#### Provided entries ####

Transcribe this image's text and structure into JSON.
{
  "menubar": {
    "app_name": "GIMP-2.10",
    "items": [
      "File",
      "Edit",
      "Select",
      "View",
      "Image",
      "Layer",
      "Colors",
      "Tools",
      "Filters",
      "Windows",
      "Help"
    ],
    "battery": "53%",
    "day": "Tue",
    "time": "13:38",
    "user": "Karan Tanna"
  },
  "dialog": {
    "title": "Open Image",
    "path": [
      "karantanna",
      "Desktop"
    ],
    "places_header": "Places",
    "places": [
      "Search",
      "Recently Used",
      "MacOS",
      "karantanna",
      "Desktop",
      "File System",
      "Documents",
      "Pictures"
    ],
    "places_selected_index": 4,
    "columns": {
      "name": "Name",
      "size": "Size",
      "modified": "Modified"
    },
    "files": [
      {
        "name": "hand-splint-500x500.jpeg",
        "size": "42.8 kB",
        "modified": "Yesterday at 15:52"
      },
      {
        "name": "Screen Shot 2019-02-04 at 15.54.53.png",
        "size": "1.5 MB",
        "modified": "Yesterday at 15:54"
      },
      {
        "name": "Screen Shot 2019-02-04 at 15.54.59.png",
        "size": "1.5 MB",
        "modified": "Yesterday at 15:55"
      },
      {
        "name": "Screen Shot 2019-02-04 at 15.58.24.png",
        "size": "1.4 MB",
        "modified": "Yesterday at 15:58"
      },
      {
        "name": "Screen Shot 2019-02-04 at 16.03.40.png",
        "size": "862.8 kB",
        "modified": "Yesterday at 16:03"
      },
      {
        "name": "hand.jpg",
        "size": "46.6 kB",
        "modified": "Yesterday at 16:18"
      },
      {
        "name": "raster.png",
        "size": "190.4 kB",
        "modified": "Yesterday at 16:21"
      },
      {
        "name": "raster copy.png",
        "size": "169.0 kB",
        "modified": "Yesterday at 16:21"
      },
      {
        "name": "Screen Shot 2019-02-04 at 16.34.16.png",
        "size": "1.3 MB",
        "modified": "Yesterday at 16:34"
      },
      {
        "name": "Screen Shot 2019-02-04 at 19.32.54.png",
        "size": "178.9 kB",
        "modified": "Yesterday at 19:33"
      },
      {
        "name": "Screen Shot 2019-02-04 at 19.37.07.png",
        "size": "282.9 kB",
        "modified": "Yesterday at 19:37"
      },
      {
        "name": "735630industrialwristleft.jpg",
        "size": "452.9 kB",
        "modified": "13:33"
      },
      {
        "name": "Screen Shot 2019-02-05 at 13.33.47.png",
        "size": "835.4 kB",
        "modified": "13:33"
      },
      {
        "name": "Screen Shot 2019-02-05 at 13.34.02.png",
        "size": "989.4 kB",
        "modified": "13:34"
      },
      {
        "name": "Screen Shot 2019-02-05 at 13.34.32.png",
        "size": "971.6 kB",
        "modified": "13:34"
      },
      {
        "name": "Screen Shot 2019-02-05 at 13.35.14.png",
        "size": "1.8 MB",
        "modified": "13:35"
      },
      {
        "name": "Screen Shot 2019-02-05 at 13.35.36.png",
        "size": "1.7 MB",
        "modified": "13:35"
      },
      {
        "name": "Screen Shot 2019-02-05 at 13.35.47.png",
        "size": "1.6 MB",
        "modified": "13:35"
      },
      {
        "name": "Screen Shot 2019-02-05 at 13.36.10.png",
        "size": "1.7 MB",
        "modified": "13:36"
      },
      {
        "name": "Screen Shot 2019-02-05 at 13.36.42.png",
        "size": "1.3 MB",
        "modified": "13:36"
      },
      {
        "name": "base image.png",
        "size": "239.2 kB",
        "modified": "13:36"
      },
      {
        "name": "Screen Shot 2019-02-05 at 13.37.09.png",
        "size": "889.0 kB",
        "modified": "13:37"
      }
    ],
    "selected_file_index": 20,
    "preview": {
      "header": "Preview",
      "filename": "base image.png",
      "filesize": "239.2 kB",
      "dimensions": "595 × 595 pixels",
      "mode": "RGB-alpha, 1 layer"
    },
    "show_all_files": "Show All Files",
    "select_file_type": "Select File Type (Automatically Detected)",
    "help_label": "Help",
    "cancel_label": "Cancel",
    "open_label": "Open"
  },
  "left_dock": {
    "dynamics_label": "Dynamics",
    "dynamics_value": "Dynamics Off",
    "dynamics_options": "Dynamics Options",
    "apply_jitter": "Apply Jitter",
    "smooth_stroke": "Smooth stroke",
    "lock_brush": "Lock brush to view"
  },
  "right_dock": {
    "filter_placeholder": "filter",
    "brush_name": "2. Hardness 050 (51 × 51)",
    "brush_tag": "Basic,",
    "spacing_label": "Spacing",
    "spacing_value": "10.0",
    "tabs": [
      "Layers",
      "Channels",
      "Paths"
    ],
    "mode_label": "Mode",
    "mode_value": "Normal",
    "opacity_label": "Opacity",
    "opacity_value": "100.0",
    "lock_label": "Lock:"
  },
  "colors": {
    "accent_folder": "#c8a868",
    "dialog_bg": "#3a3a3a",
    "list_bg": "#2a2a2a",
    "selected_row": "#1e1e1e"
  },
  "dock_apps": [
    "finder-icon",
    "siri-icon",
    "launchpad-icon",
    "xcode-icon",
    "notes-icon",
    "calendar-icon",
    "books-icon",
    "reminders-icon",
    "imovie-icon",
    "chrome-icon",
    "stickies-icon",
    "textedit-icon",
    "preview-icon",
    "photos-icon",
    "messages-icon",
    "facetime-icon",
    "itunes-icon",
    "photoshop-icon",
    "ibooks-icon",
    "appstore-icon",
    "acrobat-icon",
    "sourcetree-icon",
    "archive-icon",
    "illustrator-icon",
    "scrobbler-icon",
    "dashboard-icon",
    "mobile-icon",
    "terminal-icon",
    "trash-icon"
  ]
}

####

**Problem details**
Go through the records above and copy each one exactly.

**Answer**
Transcribe this image's text and structure into JSON.
{
  "menubar": {
    "app_name": "GIMP-2.10",
    "items": [
      "File",
      "Edit",
      "Select",
      "View",
      "Image",
      "Layer",
      "Colors",
      "Tools",
      "Filters",
      "Windows",
      "Help"
    ],
    "battery": "53%",
    "day": "Tue",
    "time": "13:38",
    "user": "Karan Tanna"
  },
  "dialog": {
    "title": "Open Image",
    "path": [
      "karantanna",
      "Desktop"
    ],
    "places_header": "Places",
    "places": [
      "Search",
      "Recently Used",
      "MacOS",
      "karantanna",
      "Desktop",
      "File System",
      "Documents",
      "Pictures"
    ],
    "places_selected_index": 4,
    "columns": {
      "name": "Name",
      "size": "Size",
      "modified": "Modified"
    },
    "files": [
      {
        "name": "hand-splint-500x500.jpeg",
        "size": "42.8 kB",
        "modified": "Yesterday at 15:52"
      },
      {
        "name": "Screen Shot 2019-02-04 at 15.54.53.png",
        "size": "1.5 MB",
        "modified": "Yesterday at 15:54"
      },
      {
        "name": "Screen Shot 2019-02-04 at 15.54.59.png",
        "size": "1.5 MB",
        "modified": "Yesterday at 15:55"
      },
      {
        "name": "Screen Shot 2019-02-04 at 15.58.24.png",
        "size": "1.4 MB",
        "modified": "Yesterday at 15:58"
      },
      {
        "name": "Screen Shot 2019-02-04 at 16.03.40.png",
        "size": "862.8 kB",
        "modified": "Yesterday at 16:03"
      },
      {
        "name": "hand.jpg",
        "size": "46.6 kB",
        "modified": "Yesterday at 16:18"
      },
      {
        "name": "raster.png",
        "size": "190.4 kB",
        "modified": "Yesterday at 16:21"
      },
      {
        "name": "raster copy.png",
        "size": "169.0 kB",
        "modified": "Yesterday at 16:21"
      },
      {
        "name": "Screen Shot 2019-02-04 at 16.34.16.png",
        "size": "1.3 MB",
        "modified": "Yesterday at 16:34"
      },
      {
        "name": "Screen Shot 2019-02-04 at 19.32.54.png",
        "size": "178.9 kB",
        "modified": "Yesterday at 19:33"
      },
      {
        "name": "Screen Shot 2019-02-04 at 19.37.07.png",
        "size": "282.9 kB",
        "modified": "Yesterday at 19:37"
      },
      {
        "name": "735630industrialwristleft.jpg",
        "size": "452.9 kB",
        "modified": "13:33"
      },
      {
        "name": "Screen Shot 2019-02-05 at 13.33.47.png",
        "size": "835.4 kB",
        "modified": "13:33"
      },
      {
        "name": "Screen Shot 2019-02-05 at 13.34.02.png",
        "size": "989.4 kB",
        "modified": "13:34"
      },
      {
        "name": "Screen Shot 2019-02-05 at 13.34.32.png",
        "size": "971.6 kB",
        "modified": "13:34"
      },
      {
        "name": "Screen Shot 2019-02-05 at 13.35.14.png",
        "size": "1.8 MB",
        "modified": "13:35"
      },
      {
        "name": "Screen Shot 2019-02-05 at 13.35.36.png",
        "size": "1.7 MB",
        "modified": "13:35"
      },
      {
        "name": "Screen Shot 2019-02-05 at 13.35.47.png",
        "size": "1.6 MB",
        "modified": "13:35"
      },
      {
        "name": "Screen Shot 2019-02-05 at 13.36.10.png",
        "size": "1.7 MB",
        "modified": "13:36"
      },
      {
        "name": "Screen Shot 2019-02-05 at 13.36.42.png",
        "size": "1.3 MB",
        "modified": "13:36"
      },
      {
        "name": "base image.png",
        "size": "239.2 kB",
        "modified": "13:36"
      },
      {
        "name": "Screen Shot 2019-02-05 at 13.37.09.png",
        "size": "889.0 kB",
        "modified": "13:37"
      }
    ],
    "selected_file_index": 20,
    "preview": {
      "header": "Preview",
      "filename": "base image.png",
      "filesize": "239.2 kB",
      "dimensions": "595 × 595 pixels",
      "mode": "RGB-alpha, 1 layer"
    },
    "show_all_files": "Show All Files",
    "select_file_type": "Select File Type (Automatically Detected)",
    "help_label": "Help",
    "cancel_label": "Cancel",
    "open_label": "Open"
  },
  "left_dock": {
    "dynamics_label": "Dynamics",
    "dynamics_value": "Dynamics Off",
    "dynamics_options": "Dynamics Options",
    "apply_jitter": "Apply Jitter",
    "smooth_stroke": "Smooth stroke",
    "lock_brush": "Lock brush to view"
  },
  "right_dock": {
    "filter_placeholder": "filter",
    "brush_name": "2. Hardness 050 (51 × 51)",
    "brush_tag": "Basic,",
    "spacing_label": "Spacing",
    "spacing_value": "10.0",
    "tabs": [
      "Layers",
      "Channels",
      "Paths"
    ],
    "mode_label": "Mode",
    "mode_value": "Normal",
    "opacity_label": "Opacity",
    "opacity_value": "100.0",
    "lock_label": "Lock:"
  },
  "colors": {
    "accent_folder": "#c8a868",
    "dialog_bg": "#3a3a3a",
    "list_bg": "#2a2a2a",
    "selected_row": "#1e1e1e"
  },
  "dock_apps": [
    "finder-icon",
    "siri-icon",
    "launchpad-icon",
    "xcode-icon",
    "notes-icon",
    "calendar-icon",
    "books-icon",
    "reminders-icon",
    "imovie-icon",
    "chrome-icon",
    "stickies-icon",
    "textedit-icon",
    "preview-icon",
    "photos-icon",
    "messages-icon",
    "facetime-icon",
    "itunes-icon",
    "photoshop-icon",
    "ibooks-icon",
    "appstore-icon",
    "acrobat-icon",
    "sourcetree-icon",
    "archive-icon",
    "illustrator-icon",
    "scrobbler-icon",
    "dashboard-icon",
    "mobile-icon",
    "terminal-icon",
    "trash-icon"
  ]
}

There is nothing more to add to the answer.